- YOUR INSTRUCTIONS -
Line by line, output the entries below exactly as they appear.

- SUPPLIED MATERIAL -

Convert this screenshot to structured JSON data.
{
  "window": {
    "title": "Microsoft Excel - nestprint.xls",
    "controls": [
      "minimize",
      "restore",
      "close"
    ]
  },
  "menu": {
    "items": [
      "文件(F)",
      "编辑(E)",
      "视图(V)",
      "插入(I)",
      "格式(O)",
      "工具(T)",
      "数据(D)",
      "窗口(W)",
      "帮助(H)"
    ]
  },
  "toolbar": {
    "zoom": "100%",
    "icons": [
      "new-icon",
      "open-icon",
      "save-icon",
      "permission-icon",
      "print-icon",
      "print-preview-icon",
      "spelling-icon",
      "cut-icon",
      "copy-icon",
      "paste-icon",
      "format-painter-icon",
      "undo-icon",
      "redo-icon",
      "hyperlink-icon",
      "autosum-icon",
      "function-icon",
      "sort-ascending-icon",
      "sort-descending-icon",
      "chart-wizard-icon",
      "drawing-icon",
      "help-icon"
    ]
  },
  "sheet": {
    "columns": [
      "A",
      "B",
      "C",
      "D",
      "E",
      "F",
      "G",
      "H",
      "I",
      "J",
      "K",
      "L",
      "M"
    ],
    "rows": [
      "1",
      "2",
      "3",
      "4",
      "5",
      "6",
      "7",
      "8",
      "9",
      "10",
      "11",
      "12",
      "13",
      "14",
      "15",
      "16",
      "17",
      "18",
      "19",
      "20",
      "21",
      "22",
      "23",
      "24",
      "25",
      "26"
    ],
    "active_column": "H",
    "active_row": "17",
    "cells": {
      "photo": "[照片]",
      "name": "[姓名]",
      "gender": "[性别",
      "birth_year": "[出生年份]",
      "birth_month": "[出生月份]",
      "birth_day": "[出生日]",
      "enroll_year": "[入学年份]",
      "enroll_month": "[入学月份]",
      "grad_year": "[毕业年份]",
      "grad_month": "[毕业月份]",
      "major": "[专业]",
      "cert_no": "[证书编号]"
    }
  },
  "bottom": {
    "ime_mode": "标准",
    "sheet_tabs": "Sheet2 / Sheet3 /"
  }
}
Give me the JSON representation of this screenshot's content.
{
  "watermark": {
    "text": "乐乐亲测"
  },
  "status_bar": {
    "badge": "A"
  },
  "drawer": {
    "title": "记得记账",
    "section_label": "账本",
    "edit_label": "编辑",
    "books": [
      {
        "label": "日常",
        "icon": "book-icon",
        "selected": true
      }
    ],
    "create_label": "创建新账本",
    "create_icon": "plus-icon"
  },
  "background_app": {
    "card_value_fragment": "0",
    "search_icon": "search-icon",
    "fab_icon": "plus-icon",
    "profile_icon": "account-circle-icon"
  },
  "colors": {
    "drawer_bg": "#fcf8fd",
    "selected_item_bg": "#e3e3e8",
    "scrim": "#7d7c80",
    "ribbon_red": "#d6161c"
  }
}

- WRITTEN ANSWER -
Convert this screenshot to structured JSON data.
{
  "window": {
    "title": "Microsoft Excel - nestprint.xls",
    "controls": [
      "minimize",
      "restore",
      "close"
    ]
  },
  "menu": {
    "items": [
      "文件(F)",
      "编辑(E)",
      "视图(V)",
      "插入(I)",
      "格式(O)",
      "工具(T)",
      "数据(D)",
      "窗口(W)",
      "帮助(H)"
    ]
  },
  "toolbar": {
    "zoom": "100%",
    "icons": [
      "new-icon",
      "open-icon",
      "save-icon",
      "permission-icon",
      "print-icon",
      "print-preview-icon",
      "spelling-icon",
      "cut-icon",
      "copy-icon",
      "paste-icon",
      "format-painter-icon",
      "undo-icon",
      "redo-icon",
      "hyperlink-icon",
      "autosum-icon",
      "function-icon",
      "sort-ascending-icon",
      "sort-descending-icon",
      "chart-wizard-icon",
      "drawing-icon",
      "help-icon"
    ]
  },
  "sheet": {
    "columns": [
      "A",
      "B",
      "C",
      "D",
      "E",
      "F",
      "G",
      "H",
      "I",
      "J",
      "K",
      "L",
      "M"
    ],
    "rows": [
      "1",
      "2",
      "3",
      "4",
      "5",
      "6",
      "7",
      "8",
      "9",
      "10",
      "11",
      "12",
      "13",
      "14",
      "15",
      "16",
      "17",
      "18",
      "19",
      "20",
      "21",
      "22",
      "23",
      "24",
      "25",
      "26"
    ],
    "active_column": "H",
    "active_row": "17",
    "cells": {
      "photo": "[照片]",
      "name": "[姓名]",
      "gender": "[性别",
      "birth_year": "[出生年份]",
      "birth_month": "[出生月份]",
      "birth_day": "[出生日]",
      "enroll_year": "[入学年份]",
      "enroll_month": "[入学月份]",
      "grad_year": "[毕业年份]",
      "grad_month": "[毕业月份]",
      "major": "[专业]",
      "cert_no": "[证书编号]"
    }
  },
  "bottom": {
    "ime_mode": "标准",
    "sheet_tabs": "Sheet2 / Sheet3 /"
  }
}
Give me the JSON representation of this screenshot's content.
{
  "watermark": {
    "text": "乐乐亲测"
  },
  "status_bar": {
    "badge": "A"
  },
  "drawer": {
    "title": "记得记账",
    "section_label": "账本",
    "edit_label": "编辑",
    "books": [
      {
        "label": "日常",
        "icon": "book-icon",
        "selected": true
      }
    ],
    "create_label": "创建新账本",
    "create_icon": "plus-icon"
  },
  "background_app": {
    "card_value_fragment": "0",
    "search_icon": "search-icon",
    "fab_icon": "plus-icon",
    "profile_icon": "account-circle-icon"
  },
  "colors": {
    "drawer_bg": "#fcf8fd",
    "selected_item_bg": "#e3e3e8",
    "scrim": "#7d7c80",
    "ribbon_red": "#d6161c"
  }
}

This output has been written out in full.